With the arrival of summer, you might have a bit more time to kick back and relax with a novel, and there are some great summer reads out at the moment. Maybe it’s because of the extreme situations warranted by these stories, but it seems like absolutely every character I meet in a book lately is in desperate need of an estate plan. Where is a good attorney when a novel needs one?
The Rocks, Peter Nichols (Riverhead Books, 2015) – Take a break on the beautiful island of Mallorca with this unusual cast of characters. The opening scene of the novel depicts two of the main characters, long ago divorced, involved in a skirmish in an outdoor market. Divorce naturally complicates estate planning, especially if you don’t have a plan. Even more complicated, however, is owning property in a foreign country. Who will inherit the elderly Lulu’s lovely Mallorcan resort escape (“The Rocks” of the book’s title) when she is passed? She should go to estateplanning.com to find a WealthCounsel attorney who can help.
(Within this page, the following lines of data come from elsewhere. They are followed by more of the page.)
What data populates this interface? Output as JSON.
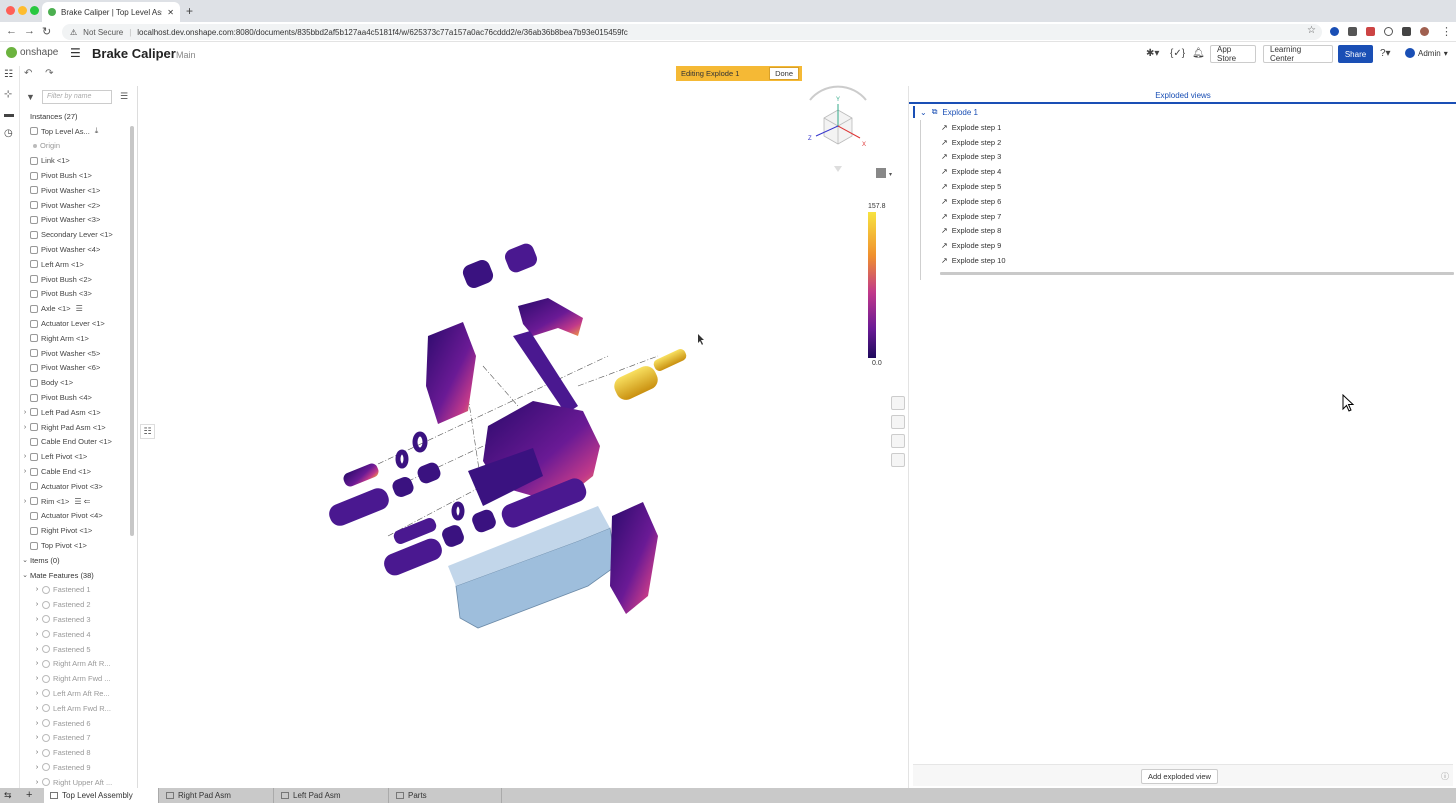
{
  "browser": {
    "tab_title": "Brake Caliper | Top Level Asse",
    "new_tab": "+",
    "security": "Not Secure",
    "url": "localhost.dev.onshape.com:8080/documents/835bbd2af5b127aa4c5181f4/w/625373c77a157a0ac76cddd2/e/36ab36b8bea7b93e015459fc"
  },
  "app": {
    "logo_text": "onshape",
    "document_title": "Brake Caliper",
    "branch": "Main",
    "app_store": "App Store",
    "learning_center": "Learning Center",
    "share": "Share",
    "user": "Admin"
  },
  "editing": {
    "label": "Editing Explode 1",
    "done": "Done"
  },
  "tree": {
    "filter_placeholder": "Filter by name",
    "rows": [
      {
        "label": "Instances (27)",
        "kind": "hdr"
      },
      {
        "label": "Top Level As...",
        "kind": "item",
        "toggle": "",
        "extra": "⤓"
      },
      {
        "label": "Origin",
        "kind": "muted"
      },
      {
        "label": "Link <1>",
        "kind": "item"
      },
      {
        "label": "Pivot Bush <1>",
        "kind": "item"
      },
      {
        "label": "Pivot Washer <1>",
        "kind": "item"
      },
      {
        "label": "Pivot Washer <2>",
        "kind": "item"
      },
      {
        "label": "Pivot Washer <3>",
        "kind": "item"
      },
      {
        "label": "Secondary Lever <1>",
        "kind": "item"
      },
      {
        "label": "Pivot Washer <4>",
        "kind": "item"
      },
      {
        "label": "Left Arm <1>",
        "kind": "item"
      },
      {
        "label": "Pivot Bush <2>",
        "kind": "item"
      },
      {
        "label": "Pivot Bush <3>",
        "kind": "item"
      },
      {
        "label": "Axle <1>",
        "kind": "item",
        "extra": "☰"
      },
      {
        "label": "Actuator Lever <1>",
        "kind": "item"
      },
      {
        "label": "Right Arm <1>",
        "kind": "item"
      },
      {
        "label": "Pivot Washer <5>",
        "kind": "item"
      },
      {
        "label": "Pivot Washer <6>",
        "kind": "item"
      },
      {
        "label": "Body <1>",
        "kind": "item"
      },
      {
        "label": "Pivot Bush <4>",
        "kind": "item"
      },
      {
        "label": "Left Pad Asm <1>",
        "kind": "item",
        "toggle": "›"
      },
      {
        "label": "Right Pad Asm <1>",
        "kind": "item",
        "toggle": "›"
      },
      {
        "label": "Cable End Outer <1>",
        "kind": "item"
      },
      {
        "label": "Left Pivot <1>",
        "kind": "item",
        "toggle": "›"
      },
      {
        "label": "Cable End <1>",
        "kind": "item",
        "toggle": "›"
      },
      {
        "label": "Actuator Pivot <3>",
        "kind": "item"
      },
      {
        "label": "Rim <1>",
        "kind": "item",
        "toggle": "›",
        "extra": "☰ ⇐"
      },
      {
        "label": "Actuator Pivot <4>",
        "kind": "item"
      },
      {
        "label": "Right Pivot <1>",
        "kind": "item"
      },
      {
        "label": "Top Pivot <1>",
        "kind": "item"
      },
      {
        "label": "Items (0)",
        "kind": "hdr",
        "toggle": "⌄"
      },
      {
        "label": "Mate Features (38)",
        "kind": "hdr",
        "toggle": "⌄"
      },
      {
        "label": "Fastened 1",
        "kind": "mate"
      },
      {
        "label": "Fastened 2",
        "kind": "mate"
      },
      {
        "label": "Fastened 3",
        "kind": "mate"
      },
      {
        "label": "Fastened 4",
        "kind": "mate"
      },
      {
        "label": "Fastened 5",
        "kind": "mate"
      },
      {
        "label": "Right Arm Aft R...",
        "kind": "mate"
      },
      {
        "label": "Right Arm Fwd ...",
        "kind": "mate"
      },
      {
        "label": "Left Arm Aft Re...",
        "kind": "mate"
      },
      {
        "label": "Left Arm Fwd R...",
        "kind": "mate"
      },
      {
        "label": "Fastened 6",
        "kind": "mate"
      },
      {
        "label": "Fastened 7",
        "kind": "mate"
      },
      {
        "label": "Fastened 8",
        "kind": "mate"
      },
      {
        "label": "Fastened 9",
        "kind": "mate"
      },
      {
        "label": "Right Upper Aft ...",
        "kind": "mate"
      }
    ]
  },
  "legend": {
    "max": "157.8",
    "min": "0.0"
  },
  "axes": {
    "x": "X",
    "y": "Y",
    "z": "Z"
  },
  "exploded": {
    "header": "Exploded views",
    "root": "Explode 1",
    "steps": [
      "Explode step 1",
      "Explode step 2",
      "Explode step 3",
      "Explode step 4",
      "Explode step 5",
      "Explode step 6",
      "Explode step 7",
      "Explode step 8",
      "Explode step 9",
      "Explode step 10"
    ],
    "add_button": "Add exploded view"
  },
  "bottom_tabs": [
    {
      "label": "Top Level Assembly",
      "active": true
    },
    {
      "label": "Right Pad Asm",
      "active": false
    },
    {
      "label": "Left Pad Asm",
      "active": false
    },
    {
      "label": "Parts",
      "active": false
    }
  ],
  "colors": {
    "accent": "#1a4fb5",
    "banner": "#f5b935",
    "heat_low": "#2a0a6b",
    "heat_mid": "#a02a8a",
    "heat_high": "#f5d020",
    "pad": "#9ebedc"
  }
}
Modern Lovers, Emma Straub (Riverhead Books, 2016) – Oh, my–the costly probate these characters will face if they don’t meet with a good attorney, and soon. Former members of a rock band whose frontwoman has since died, they continue to receive royalties from their hit song. But have they made arrangements for their artistic legacy to carry on when they’re gone?
We learn early in the novel that Elizabeth orchestrates the neighborhood by selling real estate to all her friends. Does she have an LLC for her business? Is she prepared?
Finally, there’s Jane and Zoe, who eventually own two restaurants (so they need to think about succession planning). They also have a daughter, Ruby, who ends up living in Mexico. She could certainly use somepowerful health care documents so her mothers could bring her home to the US to receive care, or she could extend her benefits to Mexico. While marriage equality has helped LGBT couples in many ways, financial and estate planning challenges remain for many same sex couples, especially because Ruby is biologically the product of Zoe’s younger brother. There are legal steps they can take to protect their businesses, their daughter, and their finances with the help of a good attorney!
My Name Is Lucy Barton, Elizabeth Strout (Random House, 2016) – We meet Lucy while she is in the hospital in New York City, recovering from an illness that remains a mystery to the reader. Her mother comes to visit, and Lucy revisits her tumultuous childhood in rural Illinois. If Lucy’s illness had been more serious, would her family be financially prepared? And what about her mother, would she want to provide for her aging and struggling parents back in Illinois if she passed away? Without a will, these questions won’t find answers.
Arcadia, Lauren Groff (Hyperion, 2012) – This is an older book, but Groff is coming to Steamboat Springs for Literary Sojourn in September, so it might cross your literary path this summer. The main idea here is that the main character’s mother is independently wealthy, which requires its own estate and financial planning, but she also requires copious amounts of full-time, long-term care as she ages. Do your children know if you expect them to fill this role? Are you financially prepared?
A Doubter’s Almanac, Ethan Canin (Random House, 2016) – Another Literary Sojourn read, A Doubter’s Almanac is a bit of an unwieldy book, but the twist in the middle will keep it fresh and moving forward. The estate planning question here involves the legacy of a Fields Medalist Mathematician. Milo Andret, the mathematician in question, doesn’t need to worry about providing financially for his heirs, who have made plenty of money. Intellectual assets, however, are an important part of our legacy. Can they help him preserve these assets for the future? Only with comprehensive estate planning–they have a wonderful doctor in the story, but there are attorneys who are just as helpful, and who could help Milo have the maximum impact in his field.
While sitting beside Stagecoach Reservoir or while on a backpacking adventure this summer, take along a novel and allow yourself to be taken away into the story. Luckily, our lives aren’t usually as dramatic or entangled as the characters in these books, but good planning can help resolve tensions in even the most complicated family situations. It can also be helpful even for those of us whose lives don’t feel interesting enough to become a good novel. After all, your wishes can only come true if you make them known!
If you’ve got a book club, we have a talk about estate planning, healthcare directives, or other topics that can help you understand and navigate these ideas. We’d love to meet your group. Email email@example.com to set up a meeting.